Problem statement →
How many lines in the records below contain the word "name"? Answer with the number only.
══ Input ══
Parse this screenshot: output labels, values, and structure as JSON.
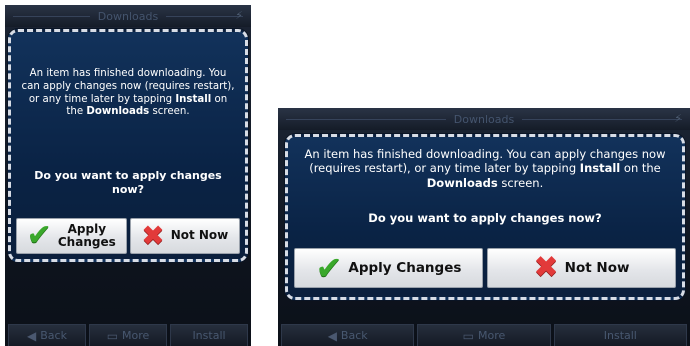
{
  "screen_small": {
    "title": "Downloads",
    "message_parts": [
      "An item has finished downloading. You can apply changes now (requires restart), or any time later by tapping ",
      "Install",
      " on the ",
      "Downloads",
      " screen."
    ],
    "question": "Do you want to apply changes now?",
    "apply_label": "Apply Changes",
    "notnow_label": "Not Now",
    "bottom": {
      "back": "Back",
      "more": "More",
      "install": "Install"
    }
  },
  "screen_large": {
    "title": "Downloads",
    "message_parts": [
      "An item has finished downloading. You can apply changes now (requires restart), or any time later by tapping ",
      "Install",
      " on the ",
      "Downloads",
      " screen."
    ],
    "question": "Do you want to apply changes now?",
    "apply_label": "Apply Changes",
    "notnow_label": "Not Now",
    "bottom": {
      "back": "Back",
      "more": "More",
      "install": "Install"
    }
  },
  "icons": {
    "apply": "check-icon",
    "notnow": "cross-icon",
    "back": "back-arrow-icon",
    "more": "more-icon"
  },
  "colors": {
    "dialog_bg": "#0a2345",
    "apply_check": "#3aa82b",
    "notnow_cross": "#e23a3a"
  }
}
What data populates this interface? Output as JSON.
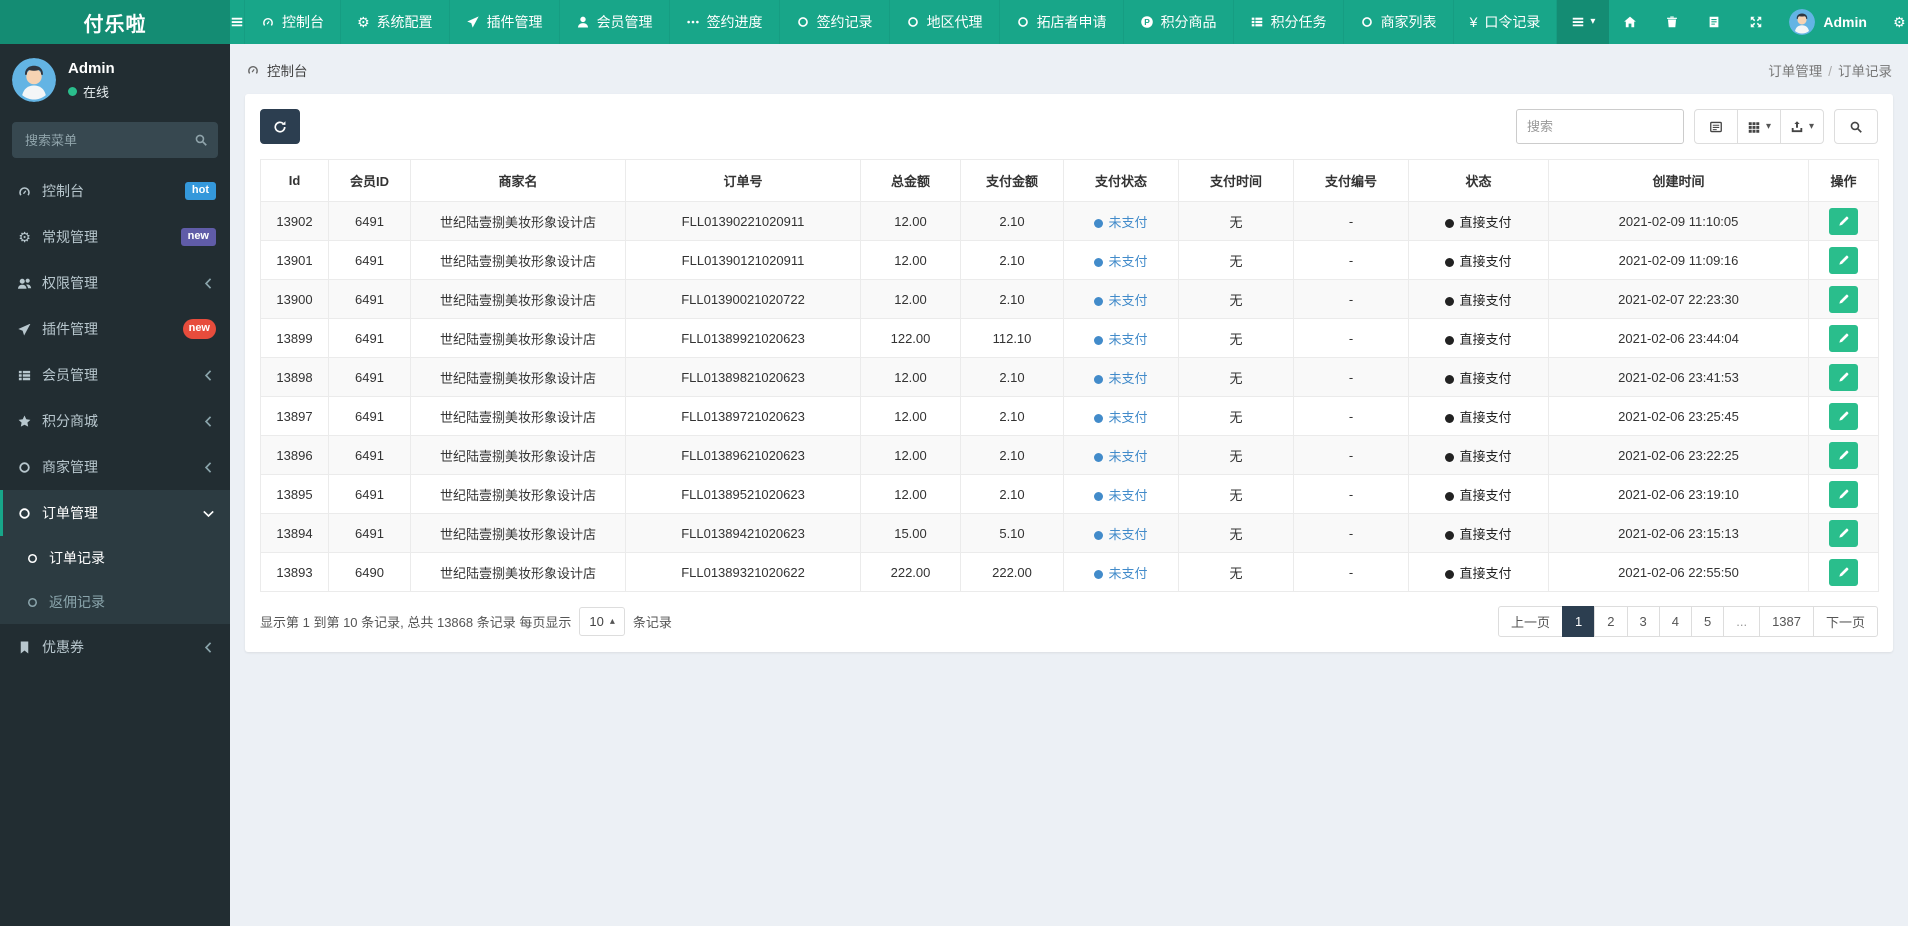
{
  "brand": "付乐啦",
  "colors": {
    "teal": "#18a689",
    "teal_dark": "#148c73",
    "navy": "#2c3e50",
    "green": "#2abe8c",
    "blue": "#428bca",
    "badge_blue": "#3498db",
    "badge_purple": "#605ca8",
    "badge_red": "#e74c3c",
    "sidebar": "#222d32",
    "sidebar_light": "#2c3b41",
    "content_bg": "#ecf0f5"
  },
  "navbar": {
    "items": [
      {
        "label": "控制台",
        "icon": "gauge"
      },
      {
        "label": "系统配置",
        "icon": "gear"
      },
      {
        "label": "插件管理",
        "icon": "send"
      },
      {
        "label": "会员管理",
        "icon": "user"
      },
      {
        "label": "签约进度",
        "icon": "ellipsis"
      },
      {
        "label": "签约记录",
        "icon": "circle"
      },
      {
        "label": "地区代理",
        "icon": "circle"
      },
      {
        "label": "拓店者申请",
        "icon": "circle"
      },
      {
        "label": "积分商品",
        "icon": "p-circle"
      },
      {
        "label": "积分任务",
        "icon": "list"
      },
      {
        "label": "商家列表",
        "icon": "circle"
      },
      {
        "label": "口令记录",
        "icon": "yen"
      }
    ],
    "utilities": [
      {
        "name": "menu-dropdown",
        "icon": "bars",
        "caret": true,
        "active": true
      },
      {
        "name": "home",
        "icon": "home"
      },
      {
        "name": "trash",
        "icon": "trash"
      },
      {
        "name": "log",
        "icon": "log"
      },
      {
        "name": "fullscreen",
        "icon": "expand"
      }
    ],
    "admin_label": "Admin",
    "admin_trailing_icon": "gear"
  },
  "sidebar": {
    "user": {
      "name": "Admin",
      "status": "在线"
    },
    "search_placeholder": "搜索菜单",
    "items": [
      {
        "label": "控制台",
        "icon": "gauge",
        "badge": {
          "text": "hot",
          "color": "#3498db"
        }
      },
      {
        "label": "常规管理",
        "icon": "gear",
        "badge": {
          "text": "new",
          "color": "#605ca8"
        }
      },
      {
        "label": "权限管理",
        "icon": "users",
        "chevron": "left"
      },
      {
        "label": "插件管理",
        "icon": "send",
        "badge": {
          "text": "new",
          "color": "#e74c3c",
          "round": true
        }
      },
      {
        "label": "会员管理",
        "icon": "list",
        "chevron": "left"
      },
      {
        "label": "积分商城",
        "icon": "star",
        "chevron": "left"
      },
      {
        "label": "商家管理",
        "icon": "circle",
        "chevron": "left"
      },
      {
        "label": "订单管理",
        "icon": "circle",
        "chevron": "down",
        "active": true,
        "children": [
          {
            "label": "订单记录",
            "active": true
          },
          {
            "label": "返佣记录",
            "active": false
          }
        ]
      },
      {
        "label": "优惠券",
        "icon": "bookmark",
        "chevron": "left"
      }
    ]
  },
  "breadcrumb": {
    "left": "控制台",
    "parent": "订单管理",
    "current": "订单记录"
  },
  "toolbar": {
    "search_placeholder": "搜索"
  },
  "table": {
    "columns": [
      "Id",
      "会员ID",
      "商家名",
      "订单号",
      "总金额",
      "支付金额",
      "支付状态",
      "支付时间",
      "支付编号",
      "状态",
      "创建时间",
      "操作"
    ],
    "rows": [
      {
        "id": "13902",
        "member_id": "6491",
        "merchant": "世纪陆壹捌美妆形象设计店",
        "order_no": "FLL01390221020911",
        "total": "12.00",
        "paid": "2.10",
        "pay_status": "未支付",
        "pay_time": "无",
        "pay_no": "-",
        "status": "直接支付",
        "created": "2021-02-09 11:10:05"
      },
      {
        "id": "13901",
        "member_id": "6491",
        "merchant": "世纪陆壹捌美妆形象设计店",
        "order_no": "FLL01390121020911",
        "total": "12.00",
        "paid": "2.10",
        "pay_status": "未支付",
        "pay_time": "无",
        "pay_no": "-",
        "status": "直接支付",
        "created": "2021-02-09 11:09:16"
      },
      {
        "id": "13900",
        "member_id": "6491",
        "merchant": "世纪陆壹捌美妆形象设计店",
        "order_no": "FLL01390021020722",
        "total": "12.00",
        "paid": "2.10",
        "pay_status": "未支付",
        "pay_time": "无",
        "pay_no": "-",
        "status": "直接支付",
        "created": "2021-02-07 22:23:30"
      },
      {
        "id": "13899",
        "member_id": "6491",
        "merchant": "世纪陆壹捌美妆形象设计店",
        "order_no": "FLL01389921020623",
        "total": "122.00",
        "paid": "112.10",
        "pay_status": "未支付",
        "pay_time": "无",
        "pay_no": "-",
        "status": "直接支付",
        "created": "2021-02-06 23:44:04"
      },
      {
        "id": "13898",
        "member_id": "6491",
        "merchant": "世纪陆壹捌美妆形象设计店",
        "order_no": "FLL01389821020623",
        "total": "12.00",
        "paid": "2.10",
        "pay_status": "未支付",
        "pay_time": "无",
        "pay_no": "-",
        "status": "直接支付",
        "created": "2021-02-06 23:41:53"
      },
      {
        "id": "13897",
        "member_id": "6491",
        "merchant": "世纪陆壹捌美妆形象设计店",
        "order_no": "FLL01389721020623",
        "total": "12.00",
        "paid": "2.10",
        "pay_status": "未支付",
        "pay_time": "无",
        "pay_no": "-",
        "status": "直接支付",
        "created": "2021-02-06 23:25:45"
      },
      {
        "id": "13896",
        "member_id": "6491",
        "merchant": "世纪陆壹捌美妆形象设计店",
        "order_no": "FLL01389621020623",
        "total": "12.00",
        "paid": "2.10",
        "pay_status": "未支付",
        "pay_time": "无",
        "pay_no": "-",
        "status": "直接支付",
        "created": "2021-02-06 23:22:25"
      },
      {
        "id": "13895",
        "member_id": "6491",
        "merchant": "世纪陆壹捌美妆形象设计店",
        "order_no": "FLL01389521020623",
        "total": "12.00",
        "paid": "2.10",
        "pay_status": "未支付",
        "pay_time": "无",
        "pay_no": "-",
        "status": "直接支付",
        "created": "2021-02-06 23:19:10"
      },
      {
        "id": "13894",
        "member_id": "6491",
        "merchant": "世纪陆壹捌美妆形象设计店",
        "order_no": "FLL01389421020623",
        "total": "15.00",
        "paid": "5.10",
        "pay_status": "未支付",
        "pay_time": "无",
        "pay_no": "-",
        "status": "直接支付",
        "created": "2021-02-06 23:15:13"
      },
      {
        "id": "13893",
        "member_id": "6490",
        "merchant": "世纪陆壹捌美妆形象设计店",
        "order_no": "FLL01389321020622",
        "total": "222.00",
        "paid": "222.00",
        "pay_status": "未支付",
        "pay_time": "无",
        "pay_no": "-",
        "status": "直接支付",
        "created": "2021-02-06 22:55:50"
      }
    ]
  },
  "pagination": {
    "summary_prefix": "显示第 1 到第 10 条记录, 总共 13868 条记录 每页显示",
    "summary_suffix": "条记录",
    "page_size": "10",
    "prev": "上一页",
    "next": "下一页",
    "pages": [
      "1",
      "2",
      "3",
      "4",
      "5",
      "...",
      "1387"
    ],
    "active_page": "1"
  }
}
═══
Final answer →
6